In late March, USC ‘s Center for High-Performance Computing (HPC) brought our cluster back online after a week-long downtime. We schedule two downtimes per year for regular maintenance but, as mentioned in part one, we had to do extra planning for this particular downtime as we were implementing a major change to how jobs are scheduled in our environment. In fact, we had been working out the details of the transition from PBS to Slurm for the past year or so. I spent most of the downtime week reviewing our online documentation to make sure it was accurate. Our biggest concern was that we would be overwhelmed by many people asking, “Why don’t my PBS scripts work?” so having accurate documentation explaining the new job scheduler was a high priority for me.
I think having good documentation really helped us out because we received very few questions on basic things like Slurm syntax that could be easily found on our website. Most of the issues our users had were pitfalls that our testers had reported to us, so we already had a good idea of how to help them. The rest of the problems our users encountered were related to our Slurm configuration; these issues could only be seen after putting it into production. Since we had already done a lot of prep work before the downtime, ACI-REFs were able to take care of most of the tickets, which allowed the system administrators to focus on the tough configuration settings issues.
There’s never a good time to make a disruptive change to a cluster environment but based on our Slurm experiences we recommend the following:
- Create a separate test cluster environment
- Identify people who are willing to be early testers
- Use their feedback to create documentation
- Open the test cluster to everyone
- Use additional feedback to refine documentation

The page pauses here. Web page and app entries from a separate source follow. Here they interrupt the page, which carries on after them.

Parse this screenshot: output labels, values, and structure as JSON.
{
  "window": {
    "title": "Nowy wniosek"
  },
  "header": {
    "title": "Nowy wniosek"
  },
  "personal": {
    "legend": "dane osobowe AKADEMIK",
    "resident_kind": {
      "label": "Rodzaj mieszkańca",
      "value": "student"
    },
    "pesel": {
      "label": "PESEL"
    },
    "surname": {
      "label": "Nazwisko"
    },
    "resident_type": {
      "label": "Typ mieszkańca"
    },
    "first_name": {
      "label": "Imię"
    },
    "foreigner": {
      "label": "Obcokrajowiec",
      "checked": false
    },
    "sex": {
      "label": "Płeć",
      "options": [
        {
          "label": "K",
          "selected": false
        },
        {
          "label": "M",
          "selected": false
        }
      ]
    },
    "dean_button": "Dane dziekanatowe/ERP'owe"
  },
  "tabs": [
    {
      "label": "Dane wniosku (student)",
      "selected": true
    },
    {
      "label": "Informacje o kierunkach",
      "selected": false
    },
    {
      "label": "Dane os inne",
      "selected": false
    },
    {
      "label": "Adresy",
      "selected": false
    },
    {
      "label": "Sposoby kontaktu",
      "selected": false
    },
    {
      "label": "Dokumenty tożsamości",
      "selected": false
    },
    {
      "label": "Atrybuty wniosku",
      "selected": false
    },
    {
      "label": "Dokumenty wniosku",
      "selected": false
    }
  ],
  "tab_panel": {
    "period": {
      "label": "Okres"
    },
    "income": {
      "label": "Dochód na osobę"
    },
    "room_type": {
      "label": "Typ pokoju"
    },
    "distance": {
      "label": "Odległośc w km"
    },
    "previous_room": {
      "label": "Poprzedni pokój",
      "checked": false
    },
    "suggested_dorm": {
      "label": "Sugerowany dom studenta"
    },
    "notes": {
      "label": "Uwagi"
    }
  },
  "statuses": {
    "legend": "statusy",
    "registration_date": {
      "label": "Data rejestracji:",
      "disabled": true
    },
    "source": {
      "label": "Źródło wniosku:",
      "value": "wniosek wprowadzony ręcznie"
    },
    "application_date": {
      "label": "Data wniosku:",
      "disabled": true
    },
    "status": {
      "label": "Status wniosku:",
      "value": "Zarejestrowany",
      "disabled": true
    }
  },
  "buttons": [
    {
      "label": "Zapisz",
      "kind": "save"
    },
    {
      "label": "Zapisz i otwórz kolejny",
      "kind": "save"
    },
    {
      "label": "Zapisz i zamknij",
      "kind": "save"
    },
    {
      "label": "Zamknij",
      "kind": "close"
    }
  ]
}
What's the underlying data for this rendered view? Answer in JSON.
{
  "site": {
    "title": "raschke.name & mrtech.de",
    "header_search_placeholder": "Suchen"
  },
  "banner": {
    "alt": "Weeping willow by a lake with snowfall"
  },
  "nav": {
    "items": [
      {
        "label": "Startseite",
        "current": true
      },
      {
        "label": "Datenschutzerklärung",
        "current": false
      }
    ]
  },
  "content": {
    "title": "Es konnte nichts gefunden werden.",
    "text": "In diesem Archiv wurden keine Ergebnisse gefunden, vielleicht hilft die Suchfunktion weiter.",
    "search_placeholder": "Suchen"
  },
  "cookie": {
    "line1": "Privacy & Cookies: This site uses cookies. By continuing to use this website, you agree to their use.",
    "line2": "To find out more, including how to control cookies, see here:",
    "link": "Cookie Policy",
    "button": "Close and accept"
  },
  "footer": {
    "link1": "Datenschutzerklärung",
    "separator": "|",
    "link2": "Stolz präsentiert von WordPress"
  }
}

- Offer as much training as possible before the change
- Periodically send out answers to frequently asked questions after the change